# Assignment
Lines in the listing below that include the word "SCORM" need to be copied.

******************************

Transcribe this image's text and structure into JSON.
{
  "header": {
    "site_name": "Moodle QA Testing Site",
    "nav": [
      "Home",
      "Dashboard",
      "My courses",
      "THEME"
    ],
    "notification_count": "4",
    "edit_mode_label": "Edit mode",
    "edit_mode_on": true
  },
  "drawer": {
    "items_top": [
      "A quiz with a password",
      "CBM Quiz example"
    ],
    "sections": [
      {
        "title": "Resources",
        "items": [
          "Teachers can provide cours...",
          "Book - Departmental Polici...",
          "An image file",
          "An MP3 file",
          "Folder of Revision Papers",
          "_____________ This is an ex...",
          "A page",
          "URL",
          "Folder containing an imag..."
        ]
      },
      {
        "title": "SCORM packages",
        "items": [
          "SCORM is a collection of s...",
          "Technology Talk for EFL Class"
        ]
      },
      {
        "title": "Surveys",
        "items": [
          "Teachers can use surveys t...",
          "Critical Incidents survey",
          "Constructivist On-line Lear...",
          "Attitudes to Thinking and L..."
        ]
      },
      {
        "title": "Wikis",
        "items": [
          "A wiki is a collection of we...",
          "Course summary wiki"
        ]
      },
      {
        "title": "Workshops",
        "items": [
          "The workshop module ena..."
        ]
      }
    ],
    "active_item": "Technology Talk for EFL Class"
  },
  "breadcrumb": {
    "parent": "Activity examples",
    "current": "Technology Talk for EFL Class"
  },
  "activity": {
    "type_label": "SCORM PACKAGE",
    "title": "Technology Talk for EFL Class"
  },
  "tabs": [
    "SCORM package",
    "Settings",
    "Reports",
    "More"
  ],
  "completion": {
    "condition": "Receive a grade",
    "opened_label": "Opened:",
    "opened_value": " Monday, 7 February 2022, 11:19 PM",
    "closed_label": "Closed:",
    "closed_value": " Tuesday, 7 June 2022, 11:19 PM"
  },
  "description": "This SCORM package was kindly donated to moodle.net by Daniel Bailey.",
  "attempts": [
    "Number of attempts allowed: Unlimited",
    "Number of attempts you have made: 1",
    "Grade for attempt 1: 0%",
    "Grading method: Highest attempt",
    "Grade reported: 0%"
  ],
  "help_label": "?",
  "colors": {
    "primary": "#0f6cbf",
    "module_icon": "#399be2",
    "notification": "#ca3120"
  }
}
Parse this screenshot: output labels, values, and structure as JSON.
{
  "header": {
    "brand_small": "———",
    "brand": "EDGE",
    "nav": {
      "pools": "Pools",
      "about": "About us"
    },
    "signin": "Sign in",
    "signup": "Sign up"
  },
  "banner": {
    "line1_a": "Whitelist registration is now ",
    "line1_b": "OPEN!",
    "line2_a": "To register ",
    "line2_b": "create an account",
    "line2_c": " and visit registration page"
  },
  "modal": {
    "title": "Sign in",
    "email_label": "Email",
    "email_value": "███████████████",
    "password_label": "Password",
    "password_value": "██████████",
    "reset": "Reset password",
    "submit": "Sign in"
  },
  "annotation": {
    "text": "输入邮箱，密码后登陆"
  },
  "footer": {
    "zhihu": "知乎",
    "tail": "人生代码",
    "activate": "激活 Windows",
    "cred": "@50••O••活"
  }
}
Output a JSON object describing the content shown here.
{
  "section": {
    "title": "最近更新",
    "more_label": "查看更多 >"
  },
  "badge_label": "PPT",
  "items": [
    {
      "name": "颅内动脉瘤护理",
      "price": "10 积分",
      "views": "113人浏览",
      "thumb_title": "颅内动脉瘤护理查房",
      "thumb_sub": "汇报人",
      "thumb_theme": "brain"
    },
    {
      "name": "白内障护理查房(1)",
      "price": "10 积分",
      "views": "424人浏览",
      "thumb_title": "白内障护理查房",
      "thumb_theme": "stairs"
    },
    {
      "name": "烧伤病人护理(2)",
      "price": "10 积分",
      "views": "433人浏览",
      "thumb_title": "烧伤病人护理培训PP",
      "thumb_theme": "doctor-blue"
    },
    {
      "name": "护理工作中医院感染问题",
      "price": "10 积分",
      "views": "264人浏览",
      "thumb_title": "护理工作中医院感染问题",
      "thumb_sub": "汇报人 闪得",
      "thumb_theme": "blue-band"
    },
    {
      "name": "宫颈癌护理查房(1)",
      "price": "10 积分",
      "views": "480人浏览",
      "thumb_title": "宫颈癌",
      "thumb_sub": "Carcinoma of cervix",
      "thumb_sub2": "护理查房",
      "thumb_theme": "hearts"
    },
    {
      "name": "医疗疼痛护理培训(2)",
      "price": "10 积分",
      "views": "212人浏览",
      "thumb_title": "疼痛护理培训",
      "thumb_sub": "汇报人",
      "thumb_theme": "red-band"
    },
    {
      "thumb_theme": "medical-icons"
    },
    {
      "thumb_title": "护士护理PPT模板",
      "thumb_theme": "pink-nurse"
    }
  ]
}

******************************

# Output of the task
        "title": "SCORM packages",
          "SCORM is a collection of s...",
    "type_label": "SCORM PACKAGE",
    "SCORM package",
  "description": "This SCORM package was kindly donated to moodle.net by Daniel Bailey.",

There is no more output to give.